Jan. 9, 2017, 10:21 p.m.
Posts: 11666
Joined: June 4, 2008

The problem with the system is that a 200000 dollar 3 bdrm house doesn't cost less to service than a million dollar house . Just because the perceived value of a house has gone up doesn't mean the homeowner should foot a higher tax bill.

The issue discussed in this thread is not about a higher tax bill. It's a threshold passed in which you aren't getting a free ride from the government any further.

Regarding the comment, "Won't anyone think of the grizzled van-westsiders who've been there for thirty years and can't stomach $500 extra year"… I think we should first ask how much they're paying in taxes. If it's $2,000 a year, you might have grounds to argue from.

Jan. 9, 2017, 10:33 p.m.
Posts: 689
Joined: Nov. 23, 2002

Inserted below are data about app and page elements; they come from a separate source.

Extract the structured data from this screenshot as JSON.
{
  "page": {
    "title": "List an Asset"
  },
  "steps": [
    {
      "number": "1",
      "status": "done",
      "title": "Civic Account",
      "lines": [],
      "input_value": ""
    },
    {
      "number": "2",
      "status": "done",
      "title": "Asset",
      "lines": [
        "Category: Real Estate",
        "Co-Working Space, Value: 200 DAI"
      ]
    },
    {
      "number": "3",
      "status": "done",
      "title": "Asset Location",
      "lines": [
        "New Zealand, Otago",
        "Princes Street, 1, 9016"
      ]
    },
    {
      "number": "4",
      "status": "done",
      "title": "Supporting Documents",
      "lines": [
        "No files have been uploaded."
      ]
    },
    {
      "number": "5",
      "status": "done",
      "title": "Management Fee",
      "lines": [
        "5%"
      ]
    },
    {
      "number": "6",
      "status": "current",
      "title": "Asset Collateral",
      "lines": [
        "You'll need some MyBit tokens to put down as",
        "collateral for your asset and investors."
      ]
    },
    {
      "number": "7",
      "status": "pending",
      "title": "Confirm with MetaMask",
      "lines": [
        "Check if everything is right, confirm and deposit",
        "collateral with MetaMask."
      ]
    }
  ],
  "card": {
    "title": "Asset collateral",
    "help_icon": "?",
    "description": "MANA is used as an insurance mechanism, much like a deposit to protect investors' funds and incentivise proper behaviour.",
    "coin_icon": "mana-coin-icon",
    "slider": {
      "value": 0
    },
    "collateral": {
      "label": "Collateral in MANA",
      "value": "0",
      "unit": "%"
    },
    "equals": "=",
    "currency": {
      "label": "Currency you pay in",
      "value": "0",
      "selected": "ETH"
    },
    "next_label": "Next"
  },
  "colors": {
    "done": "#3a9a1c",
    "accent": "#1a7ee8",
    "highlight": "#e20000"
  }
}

The problem with the system is that a 200000 dollar 3 bdrm house doesn't cost less to service than a million dollar house . Just because the perceived value of a house has gone up doesn't mean the homeowner should foot a higher tax bill.

you can't say that for sure unless you do a direct comparison between the two houses as the million dollar house may cost more to service or it may actually cost less. considering that we don't pay any tax on the value/profits of our primary residences when we sell them, i think it's entirely fair that the property tax we pay is based on the current value of the home.

again, if someone is in a situation where they can't afford to pay their property taxes then there are measures available if one qualifies - over age 55. in the case you're proposing, pensioners would qualify for that tax relief and they don't have to pay property tax at all. for those who don't qualify and find that extra $570 per year - $48/month - in taxes to be too much to handle then maybe they shouldn't be owning a home if $50/month is going to sink them as that's horribly poor financial management.

if there was no option for deferment then i would agree with you, but as it stands i think you have no basis for your argument.

I'm not a human in real life, I just play one on the internet. 

Jan. 10, 2017, 3:24 a.m.
Posts: 1584
Joined: June 20, 2003

I don't think people are going to be financially ruined by a $570 increase but it's just a bummer when that means $570 of what used to be play money, or investment money or whatever, is now going to taxes instead.

Jan. 10, 2017, 11:13 a.m.
Posts: 8935
Joined: Dec. 23, 2005

The issue discussed in this thread is not about a higher tax bill. It's a threshold passed in which you aren't getting a free ride from the government any further.

Regarding the comment, "Won't anyone think of the grizzled van-westsiders who've been there for thirty years and can't stomach $500 extra year"… I think we should first ask how much they're paying in taxes. If it's $2,000 a year, you might have grounds to argue from.

Use the Googler.

http://vancouver.ca/home-property-development/residential.aspx

$3.16567 for every $1000 of taxable assessed value.

Pretty sure that's just the city portion, there will be school, translink, and other added on top of that.

City of North Van has some good sheets showing their break downs if you click on the pdf's.

http://www.cnv.org/property-and-development/property-taxes

Forum jump: